Collin's been a movie critic since 2009. In real life he works in marketing and is also a novelist ("Good Riddance" published in Oct 2015).
Once upon a time, Spike Lee was a relevant filmmaker—a front-line, cinematic voice on race relations in the country. But it’s been almost thirty years since his best film, Do the Right Thing, and a solid decade or so since he’s made any movie that resonated in US theaters. All of that changes with BlacKkKlansman, an emphatic masterpiece that proves Lee is not only still relevant but can actually re-take his place among the best directors when he puts his mind to it.
Based on the true-life story of Ron Stallworth—the first-ever black officer in the Colorado Springs Police Department—the film documents his successful infiltration (and plentiful disruption) of the local chapter of the Ku Klux Klan in the 1970s. Presented as a racially charged drama with enough tinges of straight-up comedy to boost the entertainment level, BlacKkKlansman works across the board.
Leading the way is the phenomenal John David Washington (son of Denzel) as Stallworth, a take-no-crap cop who discovers the best way to fight racism is from the inside. Answering a KKK recruitment ad in the local paper, Stallworth uses his “white voice” to convince the local chapter to take him on as a member. His colleague, Jewish officer Flip Zimmerman (an equally great Adam Driver), stands in for him when face-to-face meetings are required.
When Stallworth’s membership card gets stuck in processing, his call to headquarters leads him to Grand Wizard David Duke (Topher Grace), who takes an instant (and utterly oblivious) liking to Stallworth. The two strike up a “friendship”, which eventually leads to Duke visiting Colorado Springs himself (with incredulous ramifications). At the same time, Stallworth is also integrating himself into the local Civil Rights movement, led by Patrice Dumas (Laura Harrier), the president of the college black student union.
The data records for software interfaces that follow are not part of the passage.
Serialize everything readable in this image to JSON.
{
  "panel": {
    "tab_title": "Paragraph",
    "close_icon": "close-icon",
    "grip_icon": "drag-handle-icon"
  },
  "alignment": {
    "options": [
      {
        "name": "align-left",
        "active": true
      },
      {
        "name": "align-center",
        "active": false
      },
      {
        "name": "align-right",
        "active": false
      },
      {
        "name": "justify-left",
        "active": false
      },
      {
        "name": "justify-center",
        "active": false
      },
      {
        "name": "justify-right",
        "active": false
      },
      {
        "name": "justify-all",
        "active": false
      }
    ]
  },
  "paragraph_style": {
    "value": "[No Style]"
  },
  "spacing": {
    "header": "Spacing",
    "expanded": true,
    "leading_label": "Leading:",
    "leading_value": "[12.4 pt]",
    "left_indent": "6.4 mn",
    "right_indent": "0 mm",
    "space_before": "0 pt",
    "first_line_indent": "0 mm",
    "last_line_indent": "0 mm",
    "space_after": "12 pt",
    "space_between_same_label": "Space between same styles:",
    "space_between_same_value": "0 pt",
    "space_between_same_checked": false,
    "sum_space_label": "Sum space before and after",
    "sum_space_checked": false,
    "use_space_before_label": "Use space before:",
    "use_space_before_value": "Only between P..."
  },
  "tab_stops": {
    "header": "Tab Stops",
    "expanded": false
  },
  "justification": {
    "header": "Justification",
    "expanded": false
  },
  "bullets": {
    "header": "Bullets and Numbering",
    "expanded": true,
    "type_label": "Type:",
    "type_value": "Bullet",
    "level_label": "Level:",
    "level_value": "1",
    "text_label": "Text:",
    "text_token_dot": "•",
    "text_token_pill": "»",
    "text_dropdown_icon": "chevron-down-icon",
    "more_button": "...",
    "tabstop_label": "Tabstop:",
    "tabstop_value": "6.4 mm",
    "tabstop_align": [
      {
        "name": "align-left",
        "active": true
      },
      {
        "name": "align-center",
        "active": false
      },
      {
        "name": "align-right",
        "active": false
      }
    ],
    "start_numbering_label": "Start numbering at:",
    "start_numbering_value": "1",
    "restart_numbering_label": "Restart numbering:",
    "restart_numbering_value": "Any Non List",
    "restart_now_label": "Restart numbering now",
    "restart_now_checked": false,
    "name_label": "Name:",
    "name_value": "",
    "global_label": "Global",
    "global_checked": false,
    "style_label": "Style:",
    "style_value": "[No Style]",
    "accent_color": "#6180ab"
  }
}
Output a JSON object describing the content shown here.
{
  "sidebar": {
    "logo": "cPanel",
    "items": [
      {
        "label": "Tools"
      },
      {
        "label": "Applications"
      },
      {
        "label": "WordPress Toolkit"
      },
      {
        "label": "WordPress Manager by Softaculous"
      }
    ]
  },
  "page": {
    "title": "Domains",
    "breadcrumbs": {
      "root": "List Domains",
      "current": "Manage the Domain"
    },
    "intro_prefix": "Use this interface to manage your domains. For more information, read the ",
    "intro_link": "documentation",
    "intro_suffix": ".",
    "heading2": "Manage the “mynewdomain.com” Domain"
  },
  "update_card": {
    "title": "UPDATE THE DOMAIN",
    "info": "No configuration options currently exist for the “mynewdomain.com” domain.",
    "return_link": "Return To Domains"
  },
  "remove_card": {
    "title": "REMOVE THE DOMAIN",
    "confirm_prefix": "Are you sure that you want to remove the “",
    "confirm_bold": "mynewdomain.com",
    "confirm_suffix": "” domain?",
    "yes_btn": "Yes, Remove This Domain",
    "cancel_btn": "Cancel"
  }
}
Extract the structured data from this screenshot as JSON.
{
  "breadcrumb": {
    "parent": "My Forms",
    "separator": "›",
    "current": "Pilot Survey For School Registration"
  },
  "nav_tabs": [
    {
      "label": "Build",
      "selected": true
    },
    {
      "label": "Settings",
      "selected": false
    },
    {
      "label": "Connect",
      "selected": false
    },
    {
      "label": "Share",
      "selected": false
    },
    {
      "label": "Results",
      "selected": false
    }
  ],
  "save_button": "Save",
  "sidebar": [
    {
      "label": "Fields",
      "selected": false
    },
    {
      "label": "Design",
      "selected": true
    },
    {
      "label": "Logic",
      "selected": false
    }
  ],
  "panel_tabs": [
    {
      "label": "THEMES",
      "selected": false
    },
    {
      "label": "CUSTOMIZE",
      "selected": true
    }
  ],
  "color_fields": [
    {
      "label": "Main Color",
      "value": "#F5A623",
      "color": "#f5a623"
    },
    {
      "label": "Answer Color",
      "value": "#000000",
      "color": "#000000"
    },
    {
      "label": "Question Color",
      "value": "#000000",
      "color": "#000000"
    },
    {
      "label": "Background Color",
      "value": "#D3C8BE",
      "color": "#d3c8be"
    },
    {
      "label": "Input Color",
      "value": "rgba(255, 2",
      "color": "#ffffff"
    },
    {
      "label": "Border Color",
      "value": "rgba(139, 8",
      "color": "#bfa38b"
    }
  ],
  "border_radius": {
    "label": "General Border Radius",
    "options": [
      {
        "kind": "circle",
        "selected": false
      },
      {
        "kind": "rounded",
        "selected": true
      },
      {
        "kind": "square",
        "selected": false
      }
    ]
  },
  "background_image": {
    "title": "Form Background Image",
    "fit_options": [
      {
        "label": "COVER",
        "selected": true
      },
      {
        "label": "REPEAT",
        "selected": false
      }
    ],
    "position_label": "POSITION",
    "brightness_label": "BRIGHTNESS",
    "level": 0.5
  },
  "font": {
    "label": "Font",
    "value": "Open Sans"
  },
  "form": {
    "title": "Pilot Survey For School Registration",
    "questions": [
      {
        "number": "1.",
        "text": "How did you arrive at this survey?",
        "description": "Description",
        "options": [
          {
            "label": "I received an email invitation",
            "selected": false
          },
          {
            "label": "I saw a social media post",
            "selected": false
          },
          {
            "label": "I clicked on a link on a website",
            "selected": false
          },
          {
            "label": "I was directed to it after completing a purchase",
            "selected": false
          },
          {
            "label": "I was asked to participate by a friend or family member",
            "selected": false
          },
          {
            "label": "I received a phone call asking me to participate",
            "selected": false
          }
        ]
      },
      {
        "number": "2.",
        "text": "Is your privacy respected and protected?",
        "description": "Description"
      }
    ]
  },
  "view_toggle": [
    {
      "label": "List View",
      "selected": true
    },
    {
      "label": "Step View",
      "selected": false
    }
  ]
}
Lee, who co-wrote the script with Charlie Wachtel, David Rabinowitz, and Kevin Willmott, deftly fuses all the storylines together into an absolutely fantastic motion picture that is as timely as it is important. Bookended with vitriolic racism (beginning with hate speech from Alec Baldwin’s fictional Dr. Kennebrew Beauregard and closing with news footage from the 2017 white supremacist rally in Charlottesville), BlacKkKlansman arrives as a movie that—but for the bell-bottoms, flare-collar suit jackets, and funkadelic soundtrack—could easily have been set in the present day. And Lee makes us all realize what a horrifying thought that is.
With the assistance of up-and-coming cinematographer Chayse Irvin, Lee has jumped right back up into the saddle and crafted a visually perfect gut-punch of a film—a sneaky-funny look at subversion and subterfuge that hopefully marks the bona fide return of one of cinema’s greats.